The external relations of the European Union
- EU's relations with EFTA and the European Economic Area
- Candidates for accession to the EU
- Balkan countries and the EU
- European neighbourhood policy
- EU's relations with Mediterranean and Middle East's countries
- EU's relations with Asian countries and Oceania
- EU's relations with North American countries
- EU's relations with Latin American countries
- Appraisal and outlook of EC's external relations
- Bibliography on EU's external relations
The external relations of the European Union (EU), which date back to the first years of existence of the European Economic Community (EEC) [see section 1.2], are distinguished from the common foreign and security policy (CFSP). As explained in chapter 8, the CFSP depends on a special decision-making process, akin to intergovernmental cooperation [see section 8.2.2], whereas the external relations of the EC/EU are run by the EU's legislative procedure defined by the treaty of Lisbon [see section 4.3]. However, the external relations established by the European Community and taken over by the European Union, tied in as they are with the common commercial policy and the EU's development aid policy, give a foretaste of a really common foreign policy and an indication of the scope which it will eventually assume [see section 1.5.3].
The following pages will examine the relations which the European Community/Union as a body has already established with many countries throughout the world.

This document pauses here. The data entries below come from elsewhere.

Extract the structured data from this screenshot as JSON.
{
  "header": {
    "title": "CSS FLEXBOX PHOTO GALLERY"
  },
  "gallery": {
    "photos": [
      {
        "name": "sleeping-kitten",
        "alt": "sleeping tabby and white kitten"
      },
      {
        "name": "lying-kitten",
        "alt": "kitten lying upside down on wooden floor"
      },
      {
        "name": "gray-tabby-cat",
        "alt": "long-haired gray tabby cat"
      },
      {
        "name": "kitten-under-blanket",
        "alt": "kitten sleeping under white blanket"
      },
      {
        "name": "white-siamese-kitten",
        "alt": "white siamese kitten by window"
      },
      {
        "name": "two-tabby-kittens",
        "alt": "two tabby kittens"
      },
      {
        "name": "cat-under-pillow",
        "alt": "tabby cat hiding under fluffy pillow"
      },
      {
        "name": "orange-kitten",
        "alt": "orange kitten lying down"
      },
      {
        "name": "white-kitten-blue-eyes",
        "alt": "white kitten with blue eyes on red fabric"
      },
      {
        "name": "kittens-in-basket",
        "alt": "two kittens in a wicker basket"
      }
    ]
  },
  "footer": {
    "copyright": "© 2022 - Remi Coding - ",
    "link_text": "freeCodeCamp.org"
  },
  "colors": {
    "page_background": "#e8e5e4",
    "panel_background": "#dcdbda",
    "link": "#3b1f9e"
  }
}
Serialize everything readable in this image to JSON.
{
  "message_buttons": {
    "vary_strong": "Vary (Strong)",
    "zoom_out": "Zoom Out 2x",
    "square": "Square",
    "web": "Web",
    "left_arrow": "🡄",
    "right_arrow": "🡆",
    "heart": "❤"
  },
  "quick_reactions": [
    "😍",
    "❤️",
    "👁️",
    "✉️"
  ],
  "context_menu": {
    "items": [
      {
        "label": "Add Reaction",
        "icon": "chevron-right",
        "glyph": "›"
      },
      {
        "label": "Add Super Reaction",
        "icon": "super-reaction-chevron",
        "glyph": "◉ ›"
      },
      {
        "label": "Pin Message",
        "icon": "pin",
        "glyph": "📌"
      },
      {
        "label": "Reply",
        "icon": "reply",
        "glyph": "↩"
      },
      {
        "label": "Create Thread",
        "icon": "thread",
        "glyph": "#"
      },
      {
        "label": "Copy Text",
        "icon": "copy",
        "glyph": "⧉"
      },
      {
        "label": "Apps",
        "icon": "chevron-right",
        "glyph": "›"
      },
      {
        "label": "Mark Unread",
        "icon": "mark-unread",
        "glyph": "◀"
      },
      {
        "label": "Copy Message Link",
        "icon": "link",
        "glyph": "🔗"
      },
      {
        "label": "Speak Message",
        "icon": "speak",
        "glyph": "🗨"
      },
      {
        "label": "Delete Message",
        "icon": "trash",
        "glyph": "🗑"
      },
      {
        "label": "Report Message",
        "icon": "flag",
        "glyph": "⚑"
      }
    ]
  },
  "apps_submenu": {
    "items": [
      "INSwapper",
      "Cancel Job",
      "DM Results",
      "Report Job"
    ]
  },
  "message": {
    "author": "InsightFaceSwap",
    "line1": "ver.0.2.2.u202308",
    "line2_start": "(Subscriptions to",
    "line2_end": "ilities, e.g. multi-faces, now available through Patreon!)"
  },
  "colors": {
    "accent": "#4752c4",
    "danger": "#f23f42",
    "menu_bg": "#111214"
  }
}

Although these relations are of economic or commercial origin, they have on more than one occasion stepped out of this setting into the purely political arena. This is notably the case concerning relations with other European countries. For the student of European integration it is interesting to distinguish the foreign affairs decisions taken under the common foreign and security policy procedure from those taken under the EC/EU external relations procedure. In other words, it is interesting to see just where the EU's external relations domain ends and that of the EU's foreign policy begins. The answer to this question is not straightforward.